■ TRY IT ■
A line counts if it contains the word "description" at least once. State how many such lines the records contain, giving the number alone.

(RECORDS FOR THE EXERCISE begins)

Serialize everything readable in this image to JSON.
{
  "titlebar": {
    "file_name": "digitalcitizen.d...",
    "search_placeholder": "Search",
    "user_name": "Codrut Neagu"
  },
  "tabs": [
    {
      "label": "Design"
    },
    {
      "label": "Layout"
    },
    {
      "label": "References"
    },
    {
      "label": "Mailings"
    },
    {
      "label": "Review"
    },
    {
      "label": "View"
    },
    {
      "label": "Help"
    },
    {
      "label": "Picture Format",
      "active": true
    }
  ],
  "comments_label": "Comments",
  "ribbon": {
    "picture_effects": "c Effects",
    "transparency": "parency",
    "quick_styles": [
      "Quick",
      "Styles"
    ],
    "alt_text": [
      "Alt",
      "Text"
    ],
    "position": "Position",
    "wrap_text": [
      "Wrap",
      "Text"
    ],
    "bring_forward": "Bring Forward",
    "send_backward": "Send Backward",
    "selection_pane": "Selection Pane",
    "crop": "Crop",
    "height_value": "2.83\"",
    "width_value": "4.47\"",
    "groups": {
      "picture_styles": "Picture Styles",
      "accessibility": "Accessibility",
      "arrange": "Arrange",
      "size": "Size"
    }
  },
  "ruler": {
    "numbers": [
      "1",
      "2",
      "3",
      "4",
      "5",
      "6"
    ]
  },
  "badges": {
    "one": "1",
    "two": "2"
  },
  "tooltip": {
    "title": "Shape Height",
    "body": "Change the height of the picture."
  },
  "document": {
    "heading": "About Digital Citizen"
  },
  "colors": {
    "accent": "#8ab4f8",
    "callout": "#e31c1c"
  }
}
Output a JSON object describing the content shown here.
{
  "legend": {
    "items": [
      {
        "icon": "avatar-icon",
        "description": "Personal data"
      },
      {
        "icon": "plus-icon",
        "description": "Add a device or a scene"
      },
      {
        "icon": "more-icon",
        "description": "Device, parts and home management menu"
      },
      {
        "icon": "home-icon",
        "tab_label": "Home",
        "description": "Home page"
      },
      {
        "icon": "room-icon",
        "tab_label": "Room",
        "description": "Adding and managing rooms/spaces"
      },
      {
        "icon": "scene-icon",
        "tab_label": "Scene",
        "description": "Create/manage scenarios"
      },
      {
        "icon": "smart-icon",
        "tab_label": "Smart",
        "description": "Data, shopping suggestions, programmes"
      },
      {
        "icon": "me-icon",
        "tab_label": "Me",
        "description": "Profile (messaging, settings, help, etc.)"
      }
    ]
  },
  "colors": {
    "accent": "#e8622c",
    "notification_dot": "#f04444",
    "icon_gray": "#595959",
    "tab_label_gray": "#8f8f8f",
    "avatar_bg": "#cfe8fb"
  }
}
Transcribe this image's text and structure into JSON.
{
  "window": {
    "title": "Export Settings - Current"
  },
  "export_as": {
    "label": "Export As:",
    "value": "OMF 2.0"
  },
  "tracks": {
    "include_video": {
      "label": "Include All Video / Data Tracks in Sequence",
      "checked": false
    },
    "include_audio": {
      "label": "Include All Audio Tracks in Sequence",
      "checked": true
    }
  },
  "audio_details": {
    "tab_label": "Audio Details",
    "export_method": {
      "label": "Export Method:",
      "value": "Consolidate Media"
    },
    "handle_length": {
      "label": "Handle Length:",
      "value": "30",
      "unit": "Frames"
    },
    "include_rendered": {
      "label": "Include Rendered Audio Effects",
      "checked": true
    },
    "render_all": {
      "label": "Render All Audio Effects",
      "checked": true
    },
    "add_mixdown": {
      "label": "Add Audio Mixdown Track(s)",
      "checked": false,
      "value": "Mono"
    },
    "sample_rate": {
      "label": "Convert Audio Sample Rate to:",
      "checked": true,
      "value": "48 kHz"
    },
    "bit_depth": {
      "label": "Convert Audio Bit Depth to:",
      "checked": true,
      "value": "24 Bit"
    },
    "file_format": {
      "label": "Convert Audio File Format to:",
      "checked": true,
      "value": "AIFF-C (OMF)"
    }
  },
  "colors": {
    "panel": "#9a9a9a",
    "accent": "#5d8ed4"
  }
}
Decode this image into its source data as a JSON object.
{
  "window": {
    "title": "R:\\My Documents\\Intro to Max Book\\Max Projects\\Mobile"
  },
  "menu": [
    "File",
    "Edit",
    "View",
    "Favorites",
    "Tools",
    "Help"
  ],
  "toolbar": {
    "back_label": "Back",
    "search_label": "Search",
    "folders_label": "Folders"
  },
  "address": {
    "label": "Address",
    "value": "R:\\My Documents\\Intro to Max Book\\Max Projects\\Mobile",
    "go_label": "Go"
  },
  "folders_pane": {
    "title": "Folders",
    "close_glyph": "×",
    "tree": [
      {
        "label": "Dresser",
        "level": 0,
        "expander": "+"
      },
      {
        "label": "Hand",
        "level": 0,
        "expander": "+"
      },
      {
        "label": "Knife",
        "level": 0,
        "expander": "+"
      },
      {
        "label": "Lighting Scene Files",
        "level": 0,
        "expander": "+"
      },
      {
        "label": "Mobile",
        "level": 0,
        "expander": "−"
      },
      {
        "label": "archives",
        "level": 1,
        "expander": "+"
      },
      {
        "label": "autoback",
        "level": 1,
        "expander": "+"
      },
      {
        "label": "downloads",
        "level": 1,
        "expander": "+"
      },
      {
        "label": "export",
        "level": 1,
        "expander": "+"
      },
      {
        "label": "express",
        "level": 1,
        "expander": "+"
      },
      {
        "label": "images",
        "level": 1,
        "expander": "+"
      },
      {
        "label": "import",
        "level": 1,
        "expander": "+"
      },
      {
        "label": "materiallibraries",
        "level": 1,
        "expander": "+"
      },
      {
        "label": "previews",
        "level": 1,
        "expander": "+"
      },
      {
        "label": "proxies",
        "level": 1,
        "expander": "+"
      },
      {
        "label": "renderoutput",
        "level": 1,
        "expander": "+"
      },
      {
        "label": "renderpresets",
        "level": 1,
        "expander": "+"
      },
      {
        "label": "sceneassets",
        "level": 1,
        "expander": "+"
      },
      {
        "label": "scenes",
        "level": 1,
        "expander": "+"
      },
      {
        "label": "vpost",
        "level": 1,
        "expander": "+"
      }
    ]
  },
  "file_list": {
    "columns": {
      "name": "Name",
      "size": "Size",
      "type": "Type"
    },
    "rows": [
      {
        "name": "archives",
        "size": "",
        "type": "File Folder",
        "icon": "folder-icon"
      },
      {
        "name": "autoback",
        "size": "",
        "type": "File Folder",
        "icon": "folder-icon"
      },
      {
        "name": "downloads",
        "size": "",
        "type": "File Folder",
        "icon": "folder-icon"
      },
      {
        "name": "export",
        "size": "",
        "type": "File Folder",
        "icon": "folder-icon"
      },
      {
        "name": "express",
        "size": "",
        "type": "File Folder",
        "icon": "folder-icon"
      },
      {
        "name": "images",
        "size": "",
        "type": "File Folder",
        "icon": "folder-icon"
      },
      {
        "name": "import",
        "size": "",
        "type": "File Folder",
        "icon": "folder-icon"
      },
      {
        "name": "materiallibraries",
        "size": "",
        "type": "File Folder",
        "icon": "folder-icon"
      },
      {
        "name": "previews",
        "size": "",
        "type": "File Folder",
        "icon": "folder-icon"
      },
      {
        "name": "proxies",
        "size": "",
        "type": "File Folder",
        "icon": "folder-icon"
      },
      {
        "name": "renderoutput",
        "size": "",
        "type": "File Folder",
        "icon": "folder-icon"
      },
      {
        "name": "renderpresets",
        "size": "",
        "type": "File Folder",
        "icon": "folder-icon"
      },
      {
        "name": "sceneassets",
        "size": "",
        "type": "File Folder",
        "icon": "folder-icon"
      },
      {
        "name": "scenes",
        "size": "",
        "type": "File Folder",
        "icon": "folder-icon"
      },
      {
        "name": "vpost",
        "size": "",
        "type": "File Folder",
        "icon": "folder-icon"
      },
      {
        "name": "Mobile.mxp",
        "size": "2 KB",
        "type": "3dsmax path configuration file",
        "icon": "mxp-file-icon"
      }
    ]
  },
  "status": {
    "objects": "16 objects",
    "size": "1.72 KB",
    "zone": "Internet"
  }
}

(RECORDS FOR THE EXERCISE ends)

■ PROBLEM SOLUTION ■
8